So sad. Robin Williams was sober but battling both depression and the early stages of Parkinson’s Disease at the time of his death, his wife, Susan Scheider, revealed in an emotional new statement on Aug. 14.
This just keeps getting more heartbreaking. Robin Williams’ wife, Susan Schneider, revealed in a just-released statement that the acclaimed actor and comedian, who died of an apparent suicide by hanging on Aug. 11, was in the early stages of Parkinson’s Disease.
Robin Williams’ Parkinson’s Disease: Wife Reveals His Struggle In New Statement
Apparently Robin was hurting even more than we knew. Susan shared details about Robin’s struggle in the following statement:
[hl_youtube src=”https://www.youtube.com/watch?v=dDCj_zM0pOo” link=”https://www.youtube.com/watch?v=dDCj_zM0pOo&list=UU2rJLq19N0dGrxfib80M_fg” text=”Robin Williams Greatest Movie Moments HD “]
Robin spent so much of his life helping others. Whether he was entertaining millions on stage, film or television, our troops on the frontlines, or comforting a sick child — Robin wanted us to laugh and to feel less afraid.
Since his passing, all of us who loved Robin have found some solace in the tremendous outpouring of affection and admiration for him from the millions of people whose lives he touched. His greatest legacy, besides his three children, is the joy and happiness he offered to others, particularly to those fighting personal battles.
Robin’s sobriety was intact and he was brave as he struggled with his own battles of depression, anxiety as well as early stages of Parkinson’s Disease, which he was not yet ready to share publicly.
It is our hope in the wake of Robin’s tragic passing, that others will find the strength to seek the care and support they need to treat whatever battles they are facing so they may feel less afraid.
Robin Williams’ Daughter Zelda: The ‘World Is Forever A Little Darker’
“My family has always been private about our time spent together.

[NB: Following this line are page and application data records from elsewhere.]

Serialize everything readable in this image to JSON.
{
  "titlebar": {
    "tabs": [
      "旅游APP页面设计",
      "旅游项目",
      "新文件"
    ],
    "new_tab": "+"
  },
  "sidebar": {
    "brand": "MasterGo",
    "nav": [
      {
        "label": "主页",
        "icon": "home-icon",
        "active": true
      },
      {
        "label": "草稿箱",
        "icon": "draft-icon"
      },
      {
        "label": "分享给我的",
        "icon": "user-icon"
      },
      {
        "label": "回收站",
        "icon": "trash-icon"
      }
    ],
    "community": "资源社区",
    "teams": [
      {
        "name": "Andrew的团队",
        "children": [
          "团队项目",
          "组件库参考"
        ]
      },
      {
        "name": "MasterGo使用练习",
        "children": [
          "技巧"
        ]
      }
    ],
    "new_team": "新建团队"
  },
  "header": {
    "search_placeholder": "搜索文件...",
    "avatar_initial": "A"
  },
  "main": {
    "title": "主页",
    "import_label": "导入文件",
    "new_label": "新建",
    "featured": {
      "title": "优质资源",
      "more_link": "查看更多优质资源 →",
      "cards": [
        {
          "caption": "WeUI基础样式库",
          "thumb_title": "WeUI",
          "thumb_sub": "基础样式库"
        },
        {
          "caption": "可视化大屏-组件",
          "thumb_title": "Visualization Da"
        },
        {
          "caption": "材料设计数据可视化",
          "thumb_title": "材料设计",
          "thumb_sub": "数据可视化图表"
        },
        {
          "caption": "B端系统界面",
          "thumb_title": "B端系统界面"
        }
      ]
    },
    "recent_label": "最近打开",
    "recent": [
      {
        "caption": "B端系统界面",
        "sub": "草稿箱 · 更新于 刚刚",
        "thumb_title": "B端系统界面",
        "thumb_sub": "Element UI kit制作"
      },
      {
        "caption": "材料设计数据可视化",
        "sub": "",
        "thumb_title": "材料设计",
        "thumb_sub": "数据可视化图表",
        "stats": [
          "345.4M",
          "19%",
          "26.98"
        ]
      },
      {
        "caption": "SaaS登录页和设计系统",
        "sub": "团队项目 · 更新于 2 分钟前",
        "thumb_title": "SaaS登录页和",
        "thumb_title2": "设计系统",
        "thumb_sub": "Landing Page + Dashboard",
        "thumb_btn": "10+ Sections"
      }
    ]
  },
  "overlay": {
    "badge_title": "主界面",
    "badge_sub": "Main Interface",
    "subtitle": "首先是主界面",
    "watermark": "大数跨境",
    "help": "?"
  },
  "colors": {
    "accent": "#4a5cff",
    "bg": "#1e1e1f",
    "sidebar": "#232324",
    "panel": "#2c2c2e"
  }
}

It was our way of keeping one thing that was ours, with a man we shared with an entire world. But now that’s gone, and I feel stripped bare. My last day with him was his birthday, and I will be forever grateful that my brothers and I got to spend that time alone with him, sharing gifts and laughter. He was always warm, even in his darkest moments. While I’ll never, ever understand how he could be loved so deeply and not find it in his heart to stay, there’s minor comfort in knowing our grief and loss, in some small way, is shared with millions. It doesn’t help the pain, but at least it’s a burden countless others now know we carry, and so many have offered to help lighten the load. Thank you for that.
To those he touched who are sending kind words, know that one of his favorite things in the world was to make you all laugh. As for those who are sending negativity, know that some small, giggling part of him is sending a flock of pigeons to your house to poop on your car. Right after you’ve had it washed. After all, he loved to laugh too…
Dad was, is and always will be one of the kindest, most generous, gentlest souls I’ve ever known, and while there are few things I know for certain right now, one of them is that not just my world, but the entire world is forever a little darker, less colorful and less full of laughter in his absence. We’ll just have to work twice as hard to fill it back up again.”
“Yesterday, I lost my father and a best friend and the world got a little grayer,” Zak wrote. “I will carry his heart with me every day. I would ask those that loved him to remember him by being as gentle, kind, and generous as he would be. Seek to bring joy to the world as he sought.”
“There are no words strong enough to describe the love and respect I have for my father,” Cody said. “The world will never be the same without him. I will miss him and take him with me everywhere I go for the rest of my life, and will look forward, forever, to the moment when I get to see him again.”
If you or someone you know are experiencing suicidal ideation, please call the National Suicide Prevention Hotline at 1-800-273-8255; operators are available 24/7.
— Tierney McAfee